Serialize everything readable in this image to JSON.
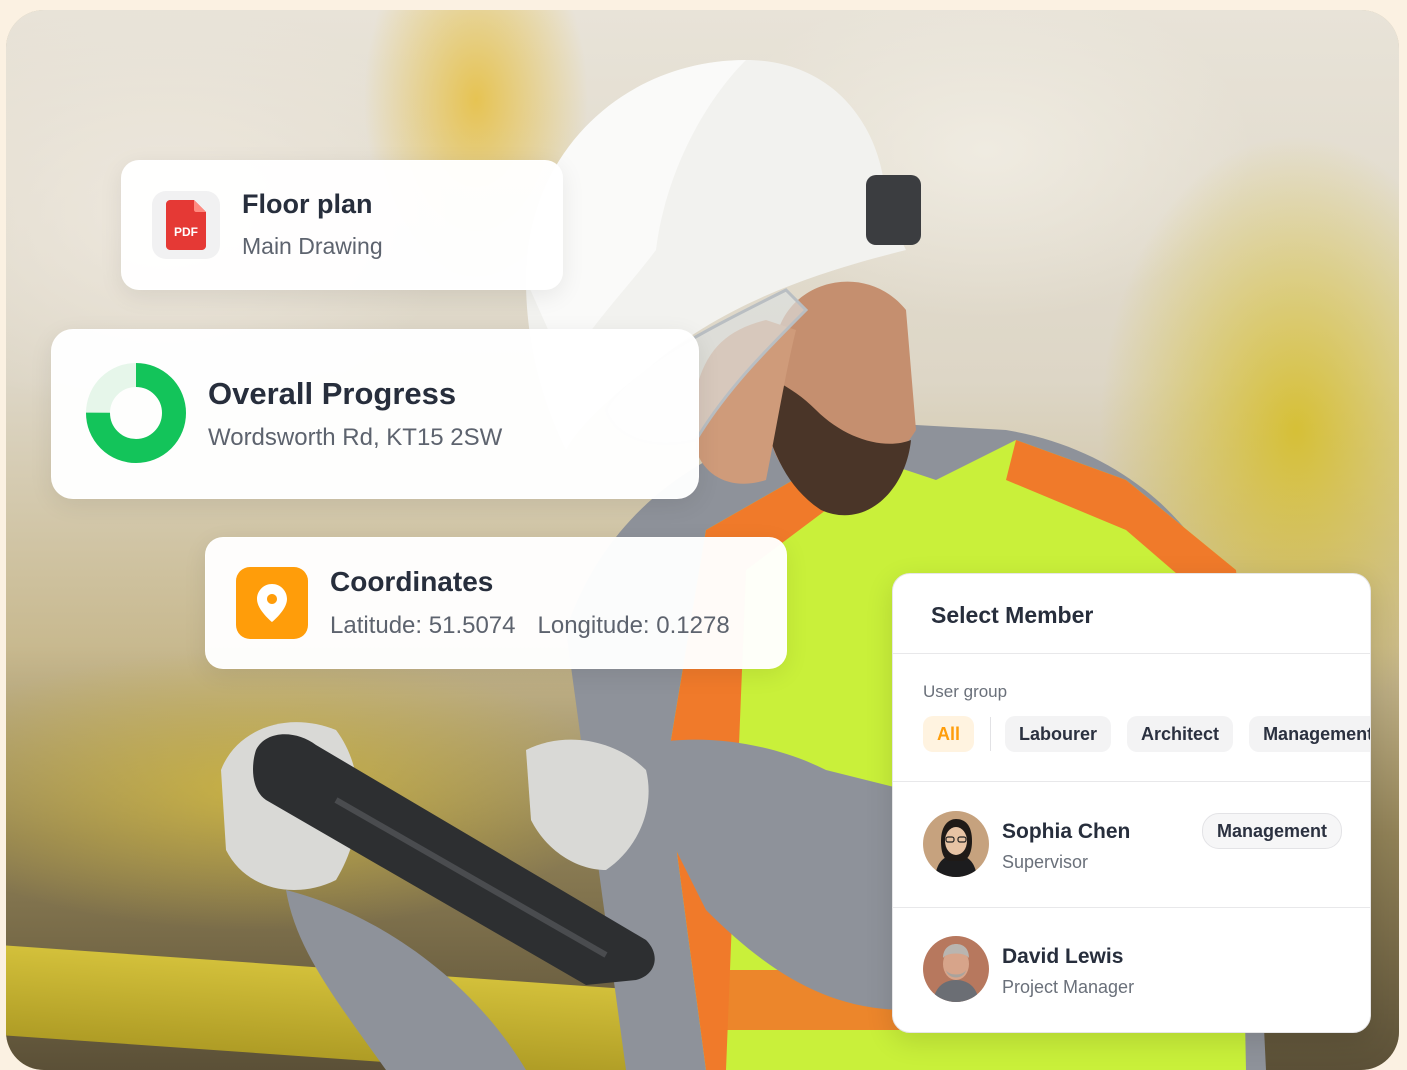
{
  "floor_card": {
    "file_badge": "PDF",
    "title": "Floor plan",
    "subtitle": "Main Drawing",
    "icon": "pdf-file-icon"
  },
  "progress_card": {
    "title": "Overall Progress",
    "address": "Wordsworth Rd, KT15 2SW",
    "progress_fraction": 0.75,
    "colors": {
      "complete": "#13c45a",
      "remaining": "#e6f6ea"
    }
  },
  "coords_card": {
    "title": "Coordinates",
    "latitude_label": "Latitude: 51.5074",
    "longitude_label": "Longitude: 0.1278",
    "icon": "map-pin-icon",
    "accent": "#ff9d0a"
  },
  "member_panel": {
    "title": "Select Member",
    "user_group_label": "User group",
    "groups": [
      {
        "label": "All",
        "active": true
      },
      {
        "label": "Labourer",
        "active": false
      },
      {
        "label": "Architect",
        "active": false
      },
      {
        "label": "Management",
        "active": false
      }
    ],
    "members": [
      {
        "name": "Sophia Chen",
        "role": "Supervisor",
        "badge": "Management"
      },
      {
        "name": "David Lewis",
        "role": "Project Manager",
        "badge": ""
      }
    ]
  }
}
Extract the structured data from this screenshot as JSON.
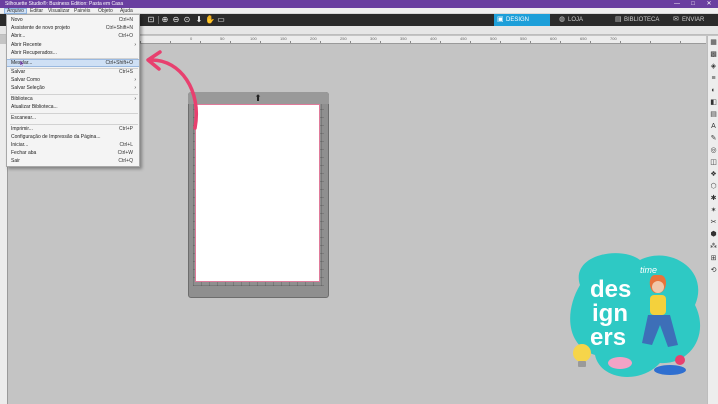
{
  "window": {
    "title": "Silhouette Studio®: Business Edition: Pasta em Casa",
    "controls": [
      "—",
      "□",
      "✕"
    ]
  },
  "menubar": {
    "items": [
      "Arquivo",
      "Editar",
      "Visualizar",
      "Painéis",
      "Objeto",
      "Ajuda"
    ]
  },
  "toolbar": {
    "tabs": [
      {
        "label": "DESIGN",
        "icon": "▣"
      },
      {
        "label": "LOJA",
        "icon": "◍"
      },
      {
        "label": "BIBLIOTECA",
        "icon": "▤"
      },
      {
        "label": "ENVIAR",
        "icon": "✉"
      }
    ]
  },
  "file_menu": {
    "items": [
      {
        "label": "Novo",
        "shortcut": "Ctrl+N"
      },
      {
        "label": "Assistente de novo projeto",
        "shortcut": "Ctrl+Shift+N"
      },
      {
        "label": "Abrir...",
        "shortcut": "Ctrl+O"
      },
      {
        "label": "Abrir Recente",
        "shortcut": "",
        "submenu": true
      },
      {
        "label": "Abrir Recuperados...",
        "shortcut": ""
      },
      {
        "label": "Mesclar...",
        "shortcut": "Ctrl+Shift+O",
        "highlight": true
      },
      {
        "label": "Salvar",
        "shortcut": "Ctrl+S"
      },
      {
        "label": "Salvar Como",
        "shortcut": "",
        "submenu": true
      },
      {
        "label": "Salvar Seleção",
        "shortcut": "",
        "submenu": true
      },
      {
        "label": "Biblioteca",
        "shortcut": "",
        "submenu": true
      },
      {
        "label": "Atualizar Biblioteca...",
        "shortcut": ""
      },
      {
        "label": "Escanear...",
        "shortcut": ""
      },
      {
        "label": "Imprimir...",
        "shortcut": "Ctrl+P"
      },
      {
        "label": "Configuração de Impressão da Página...",
        "shortcut": ""
      },
      {
        "label": "Iniciar...",
        "shortcut": "Ctrl+L"
      },
      {
        "label": "Fechar aba",
        "shortcut": "Ctrl+W"
      },
      {
        "label": "Sair",
        "shortcut": "Ctrl+Q"
      }
    ]
  },
  "ruler": {
    "ticks": [
      "0",
      "50",
      "100",
      "150",
      "200",
      "250",
      "300",
      "350",
      "400",
      "450",
      "500",
      "550",
      "600",
      "650",
      "700"
    ]
  },
  "logo": {
    "line1": "time",
    "line2": "des",
    "line3": "ign",
    "line4": "ers"
  },
  "colors": {
    "titlebar": "#6a3fa0",
    "accent_tab": "#1d9fd9",
    "annotation_arrow": "#e8406f",
    "logo_teal": "#2ec9c4"
  }
}
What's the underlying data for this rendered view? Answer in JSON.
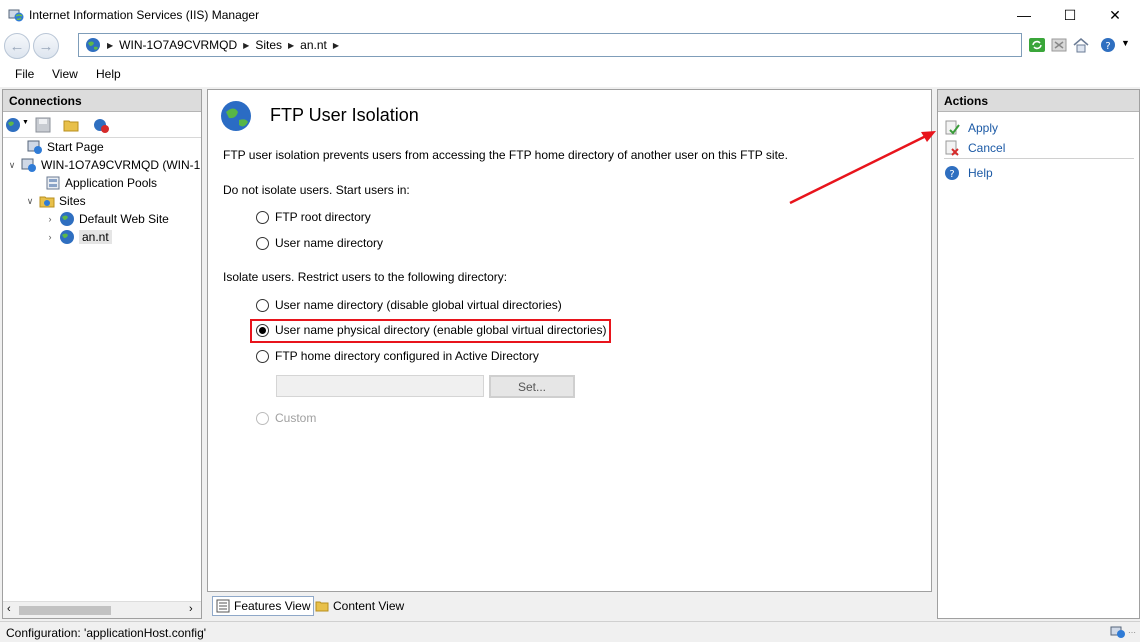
{
  "window": {
    "title": "Internet Information Services (IIS) Manager",
    "minimize": "—",
    "maximize": "☐",
    "close": "✕"
  },
  "address": {
    "crumbs": [
      "WIN-1O7A9CVRMQD",
      "Sites",
      "an.nt"
    ]
  },
  "menu": [
    "File",
    "View",
    "Help"
  ],
  "connections": {
    "header": "Connections",
    "tree": [
      {
        "label": "Start Page"
      },
      {
        "label": "WIN-1O7A9CVRMQD (WIN-1"
      },
      {
        "label": "Application Pools"
      },
      {
        "label": "Sites"
      },
      {
        "label": "Default Web Site"
      },
      {
        "label": "an.nt"
      }
    ]
  },
  "content": {
    "title": "FTP User Isolation",
    "description": "FTP user isolation prevents users from accessing the FTP home directory of another user on this FTP site.",
    "group1_label": "Do not isolate users. Start users in:",
    "group1_options": [
      "FTP root directory",
      "User name directory"
    ],
    "group2_label": "Isolate users. Restrict users to the following directory:",
    "group2_options": [
      "User name directory (disable global virtual directories)",
      "User name physical directory (enable global virtual directories)",
      "FTP home directory configured in Active Directory"
    ],
    "selected_option": "User name physical directory (enable global virtual directories)",
    "ad_path_value": "",
    "set_button": "Set...",
    "custom_option": "Custom"
  },
  "actions": {
    "header": "Actions",
    "items": [
      "Apply",
      "Cancel",
      "Help"
    ]
  },
  "view_tabs": [
    "Features View",
    "Content View"
  ],
  "status": "Configuration: 'applicationHost.config'",
  "colors": {
    "annotation_red": "#e8141c",
    "link_blue": "#1c5aa6"
  }
}
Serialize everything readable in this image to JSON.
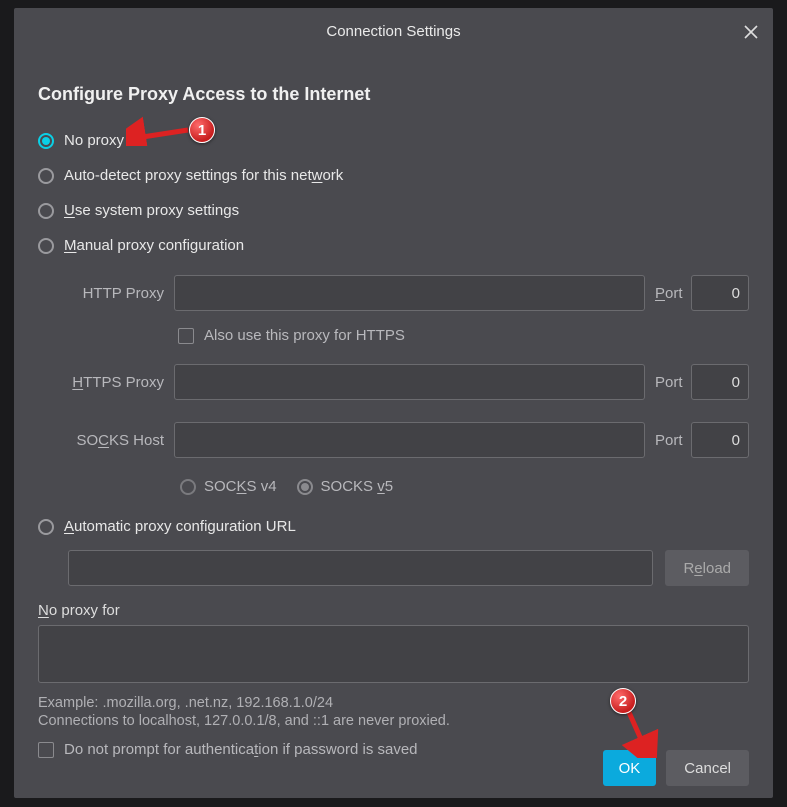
{
  "dialog": {
    "title": "Connection Settings",
    "heading": "Configure Proxy Access to the Internet"
  },
  "radios": {
    "no_proxy": "No proxy",
    "auto_detect_pre": "Auto-detect proxy settings for this net",
    "auto_detect_u": "w",
    "auto_detect_post": "ork",
    "use_system_u": "U",
    "use_system_post": "se system proxy settings",
    "manual_u": "M",
    "manual_post": "anual proxy configuration",
    "auto_url_u": "A",
    "auto_url_post": "utomatic proxy configuration URL"
  },
  "proxy": {
    "http_label": "HTTP Proxy",
    "http_value": "",
    "http_port": "0",
    "also_https": "Also use this proxy for HTTPS",
    "https_label_u": "H",
    "https_label_post": "TTPS Proxy",
    "https_value": "",
    "https_port": "0",
    "socks_label_pre": "SO",
    "socks_label_u": "C",
    "socks_label_post": "KS Host",
    "socks_value": "",
    "socks_port": "0",
    "port_label_u": "P",
    "port_label_post": "ort",
    "socks_v4_pre": "SOC",
    "socks_v4_u": "K",
    "socks_v4_post": "S v4",
    "socks_v5_pre": "SOCKS ",
    "socks_v5_u": "v",
    "socks_v5_post": "5"
  },
  "autourl": {
    "value": "",
    "reload_pre": "R",
    "reload_u": "e",
    "reload_post": "load"
  },
  "noproxyfor": {
    "label_u": "N",
    "label_post": "o proxy for",
    "value": "",
    "hint1": "Example: .mozilla.org, .net.nz, 192.168.1.0/24",
    "hint2": "Connections to localhost, 127.0.0.1/8, and ::1 are never proxied."
  },
  "auth_check_pre": "Do not prompt for authentica",
  "auth_check_u": "t",
  "auth_check_post": "ion if password is saved",
  "footer": {
    "ok": "OK",
    "cancel": "Cancel"
  },
  "annotations": {
    "one": "1",
    "two": "2"
  }
}
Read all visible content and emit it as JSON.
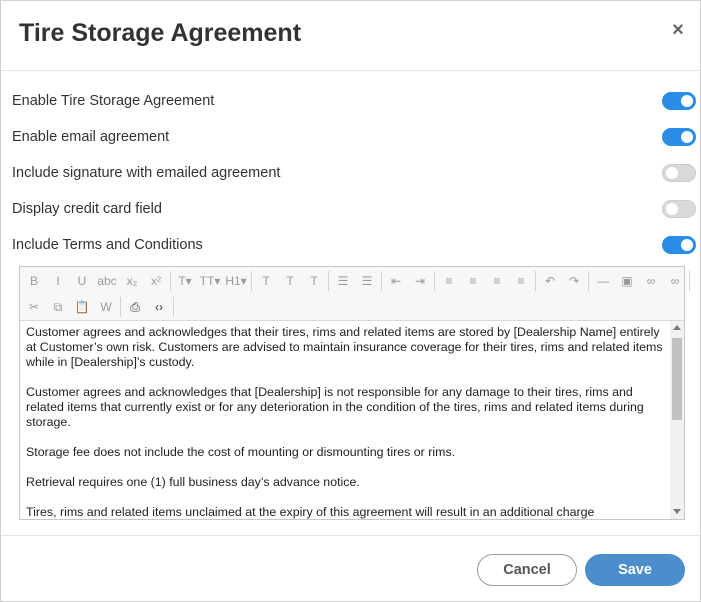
{
  "dialog": {
    "title": "Tire Storage Agreement",
    "close_icon": "×"
  },
  "toggles": [
    {
      "label": "Enable Tire Storage Agreement",
      "state": "on"
    },
    {
      "label": "Enable email agreement",
      "state": "on"
    },
    {
      "label": "Include signature with emailed agreement",
      "state": "off"
    },
    {
      "label": "Display credit card field",
      "state": "off"
    },
    {
      "label": "Include Terms and Conditions",
      "state": "on"
    }
  ],
  "toolbar": {
    "row1": [
      {
        "icon": "bold-icon",
        "glyph": "B"
      },
      {
        "icon": "italic-icon",
        "glyph": "I"
      },
      {
        "icon": "underline-icon",
        "glyph": "U"
      },
      {
        "icon": "strikethrough-icon",
        "glyph": "abc"
      },
      {
        "icon": "subscript-icon",
        "glyph": "x₂"
      },
      {
        "icon": "superscript-icon",
        "glyph": "x²"
      },
      {
        "icon": "font-name-icon",
        "glyph": "T▾"
      },
      {
        "icon": "font-size-icon",
        "glyph": "TT▾"
      },
      {
        "icon": "heading-icon",
        "glyph": "H1▾"
      },
      {
        "icon": "text-color-icon",
        "glyph": "T"
      },
      {
        "icon": "highlight-icon",
        "glyph": "T"
      },
      {
        "icon": "clear-format-icon",
        "glyph": "T"
      },
      {
        "icon": "bullet-list-icon",
        "glyph": "☰"
      },
      {
        "icon": "numbered-list-icon",
        "glyph": "☰"
      },
      {
        "icon": "outdent-icon",
        "glyph": "⇤"
      },
      {
        "icon": "indent-icon",
        "glyph": "⇥"
      },
      {
        "icon": "align-left-icon",
        "glyph": "≡"
      },
      {
        "icon": "align-center-icon",
        "glyph": "≡"
      },
      {
        "icon": "align-right-icon",
        "glyph": "≡"
      },
      {
        "icon": "align-justify-icon",
        "glyph": "≡"
      },
      {
        "icon": "undo-icon",
        "glyph": "↶"
      },
      {
        "icon": "redo-icon",
        "glyph": "↷"
      },
      {
        "icon": "horizontal-rule-icon",
        "glyph": "—"
      },
      {
        "icon": "image-icon",
        "glyph": "▣"
      },
      {
        "icon": "link-icon",
        "glyph": "∞"
      },
      {
        "icon": "unlink-icon",
        "glyph": "∞"
      }
    ],
    "row2": [
      {
        "icon": "cut-icon",
        "glyph": "✂"
      },
      {
        "icon": "copy-icon",
        "glyph": "⧉"
      },
      {
        "icon": "paste-icon",
        "glyph": "📋"
      },
      {
        "icon": "paste-word-icon",
        "glyph": "W"
      },
      {
        "icon": "print-icon",
        "glyph": "⎙"
      },
      {
        "icon": "source-code-icon",
        "glyph": "‹›"
      }
    ]
  },
  "editor": {
    "paragraphs": [
      "Customer agrees and acknowledges that their tires, rims and related items are stored by [Dealership Name] entirely at Customer’s own risk. Customers are advised to maintain insurance coverage for their tires, rims and related items while in [Dealership]’s custody.",
      "Customer agrees and acknowledges that [Dealership] is not responsible for any damage to their tires, rims and related items that currently exist or for any deterioration in the condition of the tires, rims and related items during storage.",
      "Storage fee does not include the cost of mounting or dismounting tires or rims.",
      "Retrieval requires one (1) full business day’s advance notice.",
      "Tires, rims and related items unclaimed at the expiry of this agreement will result in an additional charge"
    ]
  },
  "footer": {
    "cancel_label": "Cancel",
    "save_label": "Save"
  },
  "colors": {
    "toggle_on": "#2b8ce6",
    "toggle_off": "#d9d9d9",
    "save_button": "#4a8fcc"
  }
}
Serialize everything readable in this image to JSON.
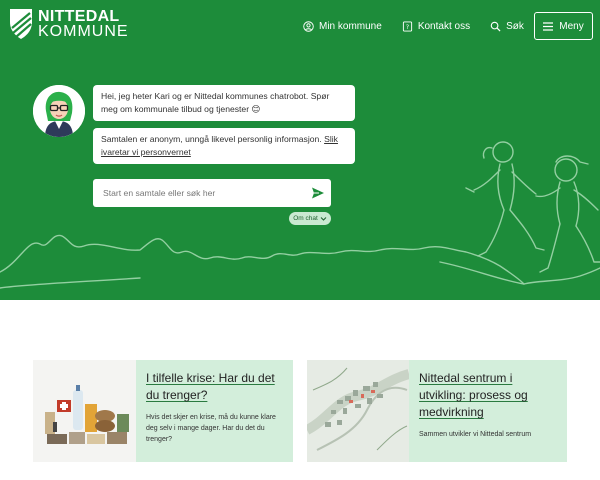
{
  "header": {
    "logo": {
      "line1": "NITTEDAL",
      "line2": "KOMMUNE",
      "icon": "shield-logo-icon"
    },
    "nav": [
      {
        "label": "Min kommune",
        "icon": "user-circle-icon"
      },
      {
        "label": "Kontakt oss",
        "icon": "contact-icon"
      },
      {
        "label": "Søk",
        "icon": "search-icon"
      }
    ],
    "menu_label": "Meny"
  },
  "chat": {
    "bubble1": "Hei, jeg heter Kari og er Nittedal kommunes chatrobot. Spør meg om kommunale tilbud og tjenester 😊",
    "bubble2_text": "Samtalen er anonym, unngå likevel personlig informasjon.",
    "bubble2_link": "Slik ivaretar vi personvernet",
    "input_placeholder": "Start en samtale eller søk her",
    "about_label": "Om chat"
  },
  "cards": [
    {
      "title": "I tilfelle krise: Har du det du trenger?",
      "description": "Hvis det skjer en krise, må du kunne klare deg selv i mange dager. Har du det du trenger?"
    },
    {
      "title": "Nittedal sentrum i utvikling: prosess og medvirkning",
      "description": "Sammen utvikler vi Nittedal sentrum"
    }
  ],
  "colors": {
    "brand_green": "#1d8c3a",
    "card_green": "#d3eedb",
    "white": "#ffffff"
  }
}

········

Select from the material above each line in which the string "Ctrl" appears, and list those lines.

* [OUTPUT BELOW]
        "shortcut": "Ctrl+N"
        "shortcut": "Ctrl+Shift+N"
        "shortcut": "Ctrl+O"
        "shortcut": "Ctrl+Shift+O",
        "shortcut": "Ctrl+S"
        "shortcut": "Ctrl+P"
        "shortcut": "Ctrl+L"
        "shortcut": "Ctrl+W"
        "shortcut": "Ctrl+Q"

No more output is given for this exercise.